RECORDS TO PROCESS
* * *
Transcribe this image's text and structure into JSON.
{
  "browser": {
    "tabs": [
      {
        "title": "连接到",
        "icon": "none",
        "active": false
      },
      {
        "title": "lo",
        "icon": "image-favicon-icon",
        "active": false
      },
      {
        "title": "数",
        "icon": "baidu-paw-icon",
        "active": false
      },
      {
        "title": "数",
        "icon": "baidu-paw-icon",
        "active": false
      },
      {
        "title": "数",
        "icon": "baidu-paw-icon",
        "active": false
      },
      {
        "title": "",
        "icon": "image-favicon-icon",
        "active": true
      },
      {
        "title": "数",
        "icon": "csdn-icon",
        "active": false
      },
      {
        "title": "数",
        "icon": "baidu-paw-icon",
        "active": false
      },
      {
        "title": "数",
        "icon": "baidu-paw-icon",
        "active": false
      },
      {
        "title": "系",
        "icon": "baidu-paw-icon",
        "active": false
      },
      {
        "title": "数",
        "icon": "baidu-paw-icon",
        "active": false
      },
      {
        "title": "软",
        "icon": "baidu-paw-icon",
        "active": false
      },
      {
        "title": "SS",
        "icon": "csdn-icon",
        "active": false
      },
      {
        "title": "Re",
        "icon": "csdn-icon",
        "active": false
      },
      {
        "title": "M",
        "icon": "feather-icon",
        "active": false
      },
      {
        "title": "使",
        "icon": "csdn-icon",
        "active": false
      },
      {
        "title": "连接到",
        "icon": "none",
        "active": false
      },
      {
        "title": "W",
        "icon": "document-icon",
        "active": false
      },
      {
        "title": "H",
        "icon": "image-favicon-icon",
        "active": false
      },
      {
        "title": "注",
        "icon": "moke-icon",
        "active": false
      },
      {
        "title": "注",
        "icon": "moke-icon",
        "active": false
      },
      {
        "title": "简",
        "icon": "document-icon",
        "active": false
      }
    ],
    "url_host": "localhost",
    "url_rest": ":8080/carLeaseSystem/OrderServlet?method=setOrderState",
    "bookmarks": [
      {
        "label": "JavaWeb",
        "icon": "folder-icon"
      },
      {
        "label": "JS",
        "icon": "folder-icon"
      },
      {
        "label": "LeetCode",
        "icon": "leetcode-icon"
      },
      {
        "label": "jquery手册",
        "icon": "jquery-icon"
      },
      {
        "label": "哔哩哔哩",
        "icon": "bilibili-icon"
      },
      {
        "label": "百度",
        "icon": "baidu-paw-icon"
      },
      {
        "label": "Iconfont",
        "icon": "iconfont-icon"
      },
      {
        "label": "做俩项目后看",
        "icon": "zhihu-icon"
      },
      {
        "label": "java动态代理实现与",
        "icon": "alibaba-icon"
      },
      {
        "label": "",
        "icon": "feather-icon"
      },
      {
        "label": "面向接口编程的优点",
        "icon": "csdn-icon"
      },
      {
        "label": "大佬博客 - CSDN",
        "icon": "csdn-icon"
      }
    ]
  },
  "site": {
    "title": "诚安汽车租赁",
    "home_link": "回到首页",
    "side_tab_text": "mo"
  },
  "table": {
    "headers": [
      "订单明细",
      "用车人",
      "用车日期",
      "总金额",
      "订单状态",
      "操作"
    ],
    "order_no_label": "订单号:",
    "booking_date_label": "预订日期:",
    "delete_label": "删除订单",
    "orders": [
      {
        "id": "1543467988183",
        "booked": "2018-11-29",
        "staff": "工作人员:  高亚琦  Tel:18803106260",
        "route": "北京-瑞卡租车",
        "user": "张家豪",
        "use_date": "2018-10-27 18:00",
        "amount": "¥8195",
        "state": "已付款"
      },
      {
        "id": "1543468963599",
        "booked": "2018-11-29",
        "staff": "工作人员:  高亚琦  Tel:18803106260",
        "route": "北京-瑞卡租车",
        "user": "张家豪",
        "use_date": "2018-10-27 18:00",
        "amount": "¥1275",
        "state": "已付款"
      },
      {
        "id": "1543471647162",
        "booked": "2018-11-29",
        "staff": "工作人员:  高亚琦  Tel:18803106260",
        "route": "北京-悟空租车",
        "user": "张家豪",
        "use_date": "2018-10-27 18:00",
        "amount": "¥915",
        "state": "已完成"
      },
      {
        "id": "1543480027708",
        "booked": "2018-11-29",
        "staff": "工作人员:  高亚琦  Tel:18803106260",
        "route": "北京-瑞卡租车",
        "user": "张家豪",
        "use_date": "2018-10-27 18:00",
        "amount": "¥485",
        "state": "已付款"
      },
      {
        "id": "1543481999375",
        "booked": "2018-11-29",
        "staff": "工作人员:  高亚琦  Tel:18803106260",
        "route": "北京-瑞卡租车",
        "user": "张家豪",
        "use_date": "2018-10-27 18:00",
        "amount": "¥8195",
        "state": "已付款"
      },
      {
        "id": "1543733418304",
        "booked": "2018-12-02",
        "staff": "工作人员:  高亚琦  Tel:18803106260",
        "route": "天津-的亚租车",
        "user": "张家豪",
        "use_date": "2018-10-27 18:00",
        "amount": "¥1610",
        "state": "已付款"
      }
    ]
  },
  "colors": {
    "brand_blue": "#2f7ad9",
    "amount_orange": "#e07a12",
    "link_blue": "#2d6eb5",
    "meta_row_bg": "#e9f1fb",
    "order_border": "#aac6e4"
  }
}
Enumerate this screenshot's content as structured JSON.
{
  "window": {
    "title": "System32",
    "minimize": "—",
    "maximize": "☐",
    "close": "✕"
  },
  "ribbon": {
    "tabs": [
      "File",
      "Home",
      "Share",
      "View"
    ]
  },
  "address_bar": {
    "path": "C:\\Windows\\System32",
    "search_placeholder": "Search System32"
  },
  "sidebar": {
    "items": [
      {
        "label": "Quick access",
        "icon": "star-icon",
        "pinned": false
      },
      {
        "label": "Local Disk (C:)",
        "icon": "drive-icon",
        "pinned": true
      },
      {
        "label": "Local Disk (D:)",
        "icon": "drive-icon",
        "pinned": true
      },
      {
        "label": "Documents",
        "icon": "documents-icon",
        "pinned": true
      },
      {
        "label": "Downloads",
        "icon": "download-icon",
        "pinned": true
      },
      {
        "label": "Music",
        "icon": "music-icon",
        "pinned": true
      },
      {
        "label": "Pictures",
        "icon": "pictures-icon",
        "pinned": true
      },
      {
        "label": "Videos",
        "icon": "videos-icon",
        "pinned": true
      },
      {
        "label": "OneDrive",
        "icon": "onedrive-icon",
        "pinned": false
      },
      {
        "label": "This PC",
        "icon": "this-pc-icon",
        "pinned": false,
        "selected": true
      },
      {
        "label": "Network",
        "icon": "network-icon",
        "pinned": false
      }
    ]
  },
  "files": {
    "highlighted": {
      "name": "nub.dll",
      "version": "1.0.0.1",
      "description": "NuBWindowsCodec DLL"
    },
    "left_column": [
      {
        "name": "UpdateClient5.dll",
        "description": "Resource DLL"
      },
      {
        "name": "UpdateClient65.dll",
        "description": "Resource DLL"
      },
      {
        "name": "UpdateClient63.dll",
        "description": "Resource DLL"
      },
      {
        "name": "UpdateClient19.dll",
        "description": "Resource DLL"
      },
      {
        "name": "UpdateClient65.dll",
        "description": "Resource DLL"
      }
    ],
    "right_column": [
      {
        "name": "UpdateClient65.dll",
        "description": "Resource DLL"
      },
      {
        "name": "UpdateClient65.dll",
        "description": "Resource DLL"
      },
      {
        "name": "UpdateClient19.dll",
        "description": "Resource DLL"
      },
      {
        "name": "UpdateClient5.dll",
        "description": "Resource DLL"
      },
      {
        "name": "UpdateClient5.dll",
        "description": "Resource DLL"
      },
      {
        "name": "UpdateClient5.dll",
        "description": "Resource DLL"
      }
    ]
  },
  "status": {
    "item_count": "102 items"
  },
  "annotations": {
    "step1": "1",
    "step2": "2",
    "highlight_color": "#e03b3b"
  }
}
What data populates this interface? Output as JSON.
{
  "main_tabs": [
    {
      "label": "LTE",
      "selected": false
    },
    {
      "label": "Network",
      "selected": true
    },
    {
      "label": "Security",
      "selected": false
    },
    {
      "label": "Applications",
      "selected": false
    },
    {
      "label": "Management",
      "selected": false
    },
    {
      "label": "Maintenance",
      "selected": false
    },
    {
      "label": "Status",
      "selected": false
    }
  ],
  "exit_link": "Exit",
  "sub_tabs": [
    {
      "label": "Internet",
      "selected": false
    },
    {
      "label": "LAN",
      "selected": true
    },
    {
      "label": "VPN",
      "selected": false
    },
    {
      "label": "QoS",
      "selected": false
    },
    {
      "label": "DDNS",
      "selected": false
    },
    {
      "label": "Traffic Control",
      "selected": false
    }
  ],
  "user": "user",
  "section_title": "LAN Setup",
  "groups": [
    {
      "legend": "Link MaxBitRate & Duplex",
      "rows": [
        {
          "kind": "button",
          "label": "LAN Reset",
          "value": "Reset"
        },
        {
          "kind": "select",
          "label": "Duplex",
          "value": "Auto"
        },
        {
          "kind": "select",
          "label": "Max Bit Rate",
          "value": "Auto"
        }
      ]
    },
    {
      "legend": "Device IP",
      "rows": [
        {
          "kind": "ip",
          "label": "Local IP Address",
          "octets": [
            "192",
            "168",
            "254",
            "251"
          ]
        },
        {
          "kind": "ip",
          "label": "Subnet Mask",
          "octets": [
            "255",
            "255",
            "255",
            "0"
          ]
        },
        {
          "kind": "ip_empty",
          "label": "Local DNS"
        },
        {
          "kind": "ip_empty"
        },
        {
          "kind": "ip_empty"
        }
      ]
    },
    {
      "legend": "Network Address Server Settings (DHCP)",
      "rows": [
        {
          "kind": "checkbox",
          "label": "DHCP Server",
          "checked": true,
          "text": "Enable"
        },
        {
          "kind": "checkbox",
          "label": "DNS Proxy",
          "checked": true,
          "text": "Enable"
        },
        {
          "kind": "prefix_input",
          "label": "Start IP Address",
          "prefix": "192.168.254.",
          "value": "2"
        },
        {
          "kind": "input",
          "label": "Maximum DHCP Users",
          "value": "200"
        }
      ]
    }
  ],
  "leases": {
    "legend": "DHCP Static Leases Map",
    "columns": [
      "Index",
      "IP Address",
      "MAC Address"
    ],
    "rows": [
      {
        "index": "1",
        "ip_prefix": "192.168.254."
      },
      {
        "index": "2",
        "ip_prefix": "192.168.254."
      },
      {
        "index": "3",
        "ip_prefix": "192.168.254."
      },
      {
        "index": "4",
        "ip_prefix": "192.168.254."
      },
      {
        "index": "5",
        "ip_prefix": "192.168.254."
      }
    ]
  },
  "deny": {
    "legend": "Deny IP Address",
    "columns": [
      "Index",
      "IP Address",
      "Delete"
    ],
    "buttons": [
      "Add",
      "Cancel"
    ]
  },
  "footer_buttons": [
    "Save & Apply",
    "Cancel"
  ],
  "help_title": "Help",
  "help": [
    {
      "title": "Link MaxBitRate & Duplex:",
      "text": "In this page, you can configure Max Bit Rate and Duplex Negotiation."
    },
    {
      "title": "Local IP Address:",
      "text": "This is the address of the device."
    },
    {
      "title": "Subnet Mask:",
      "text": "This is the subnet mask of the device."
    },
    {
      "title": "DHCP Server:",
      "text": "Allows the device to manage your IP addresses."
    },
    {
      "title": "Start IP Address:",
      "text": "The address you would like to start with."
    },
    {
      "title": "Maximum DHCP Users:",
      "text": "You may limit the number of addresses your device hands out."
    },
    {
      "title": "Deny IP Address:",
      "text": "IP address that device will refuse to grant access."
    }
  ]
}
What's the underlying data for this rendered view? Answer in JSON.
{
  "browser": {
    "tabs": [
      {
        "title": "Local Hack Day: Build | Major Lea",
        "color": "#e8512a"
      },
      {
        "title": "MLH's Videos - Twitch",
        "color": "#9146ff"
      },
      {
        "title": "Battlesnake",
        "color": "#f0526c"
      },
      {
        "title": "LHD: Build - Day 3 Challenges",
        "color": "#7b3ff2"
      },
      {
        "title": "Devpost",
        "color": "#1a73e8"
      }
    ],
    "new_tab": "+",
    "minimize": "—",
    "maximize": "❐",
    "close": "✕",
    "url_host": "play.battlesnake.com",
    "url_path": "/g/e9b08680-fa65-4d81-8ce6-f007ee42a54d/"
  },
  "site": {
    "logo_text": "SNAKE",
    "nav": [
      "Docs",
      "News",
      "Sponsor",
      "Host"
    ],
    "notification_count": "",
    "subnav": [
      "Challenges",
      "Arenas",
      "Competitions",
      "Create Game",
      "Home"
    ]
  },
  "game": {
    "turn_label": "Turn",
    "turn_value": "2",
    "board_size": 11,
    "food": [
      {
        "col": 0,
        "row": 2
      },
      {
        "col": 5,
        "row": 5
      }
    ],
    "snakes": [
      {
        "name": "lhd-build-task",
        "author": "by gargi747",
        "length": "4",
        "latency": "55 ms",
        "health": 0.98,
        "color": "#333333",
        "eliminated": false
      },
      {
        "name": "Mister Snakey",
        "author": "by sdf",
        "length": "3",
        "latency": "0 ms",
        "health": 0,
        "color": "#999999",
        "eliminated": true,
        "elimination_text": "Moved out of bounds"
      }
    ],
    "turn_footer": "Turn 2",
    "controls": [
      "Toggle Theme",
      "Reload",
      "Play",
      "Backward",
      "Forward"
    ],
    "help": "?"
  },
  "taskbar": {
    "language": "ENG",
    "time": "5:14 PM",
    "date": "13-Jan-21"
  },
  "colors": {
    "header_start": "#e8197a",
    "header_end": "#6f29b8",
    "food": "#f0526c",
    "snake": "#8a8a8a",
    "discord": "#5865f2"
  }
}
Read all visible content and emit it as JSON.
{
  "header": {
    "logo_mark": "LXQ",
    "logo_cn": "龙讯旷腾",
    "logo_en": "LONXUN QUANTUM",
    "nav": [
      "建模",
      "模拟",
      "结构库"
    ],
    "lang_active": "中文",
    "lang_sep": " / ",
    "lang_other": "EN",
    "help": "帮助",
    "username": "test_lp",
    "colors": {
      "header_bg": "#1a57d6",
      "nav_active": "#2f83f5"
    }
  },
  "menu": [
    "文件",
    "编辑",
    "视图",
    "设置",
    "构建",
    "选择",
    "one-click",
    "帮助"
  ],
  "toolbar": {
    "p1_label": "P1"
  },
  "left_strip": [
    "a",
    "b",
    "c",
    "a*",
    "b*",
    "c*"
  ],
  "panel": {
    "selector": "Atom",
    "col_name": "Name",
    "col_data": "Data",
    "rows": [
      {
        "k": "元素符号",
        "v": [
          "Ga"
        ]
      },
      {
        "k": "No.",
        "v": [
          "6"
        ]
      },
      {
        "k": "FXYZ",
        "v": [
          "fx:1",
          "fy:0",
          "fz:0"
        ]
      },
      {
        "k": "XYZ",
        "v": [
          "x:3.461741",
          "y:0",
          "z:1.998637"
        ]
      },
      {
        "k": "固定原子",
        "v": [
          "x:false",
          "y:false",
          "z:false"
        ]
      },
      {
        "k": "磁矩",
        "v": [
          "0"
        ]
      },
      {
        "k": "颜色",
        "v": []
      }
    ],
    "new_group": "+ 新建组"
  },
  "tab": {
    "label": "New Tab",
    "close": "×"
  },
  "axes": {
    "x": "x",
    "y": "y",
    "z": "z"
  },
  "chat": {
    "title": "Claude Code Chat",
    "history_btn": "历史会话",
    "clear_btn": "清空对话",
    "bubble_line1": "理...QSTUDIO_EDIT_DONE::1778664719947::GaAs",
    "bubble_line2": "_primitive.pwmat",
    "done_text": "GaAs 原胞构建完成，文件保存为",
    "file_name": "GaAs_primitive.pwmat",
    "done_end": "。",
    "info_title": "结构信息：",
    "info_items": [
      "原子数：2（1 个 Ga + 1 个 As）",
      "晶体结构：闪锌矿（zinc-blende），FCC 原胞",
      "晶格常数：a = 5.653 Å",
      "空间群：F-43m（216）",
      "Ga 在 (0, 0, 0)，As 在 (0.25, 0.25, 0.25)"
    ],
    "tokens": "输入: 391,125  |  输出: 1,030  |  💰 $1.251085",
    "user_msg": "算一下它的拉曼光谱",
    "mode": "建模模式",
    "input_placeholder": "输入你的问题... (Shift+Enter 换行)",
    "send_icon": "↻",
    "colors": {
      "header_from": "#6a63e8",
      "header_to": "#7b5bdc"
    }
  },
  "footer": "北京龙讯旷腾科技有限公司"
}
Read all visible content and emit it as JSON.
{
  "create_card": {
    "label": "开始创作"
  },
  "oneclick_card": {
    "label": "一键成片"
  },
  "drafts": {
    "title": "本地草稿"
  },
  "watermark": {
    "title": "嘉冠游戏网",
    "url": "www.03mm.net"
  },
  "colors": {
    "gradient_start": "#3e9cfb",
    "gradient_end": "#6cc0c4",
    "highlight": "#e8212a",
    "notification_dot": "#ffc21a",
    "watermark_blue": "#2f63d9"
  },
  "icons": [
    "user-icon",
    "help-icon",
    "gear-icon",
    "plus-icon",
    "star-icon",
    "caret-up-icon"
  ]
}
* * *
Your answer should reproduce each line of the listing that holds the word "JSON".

Transcribe this image's text and structure into JSON.
Enumerate this screenshot's content as structured JSON.
What data populates this interface? Output as JSON.
What's the underlying data for this rendered view? Answer in JSON.
Read all visible content and emit it as JSON.
Read all visible content and emit it as JSON.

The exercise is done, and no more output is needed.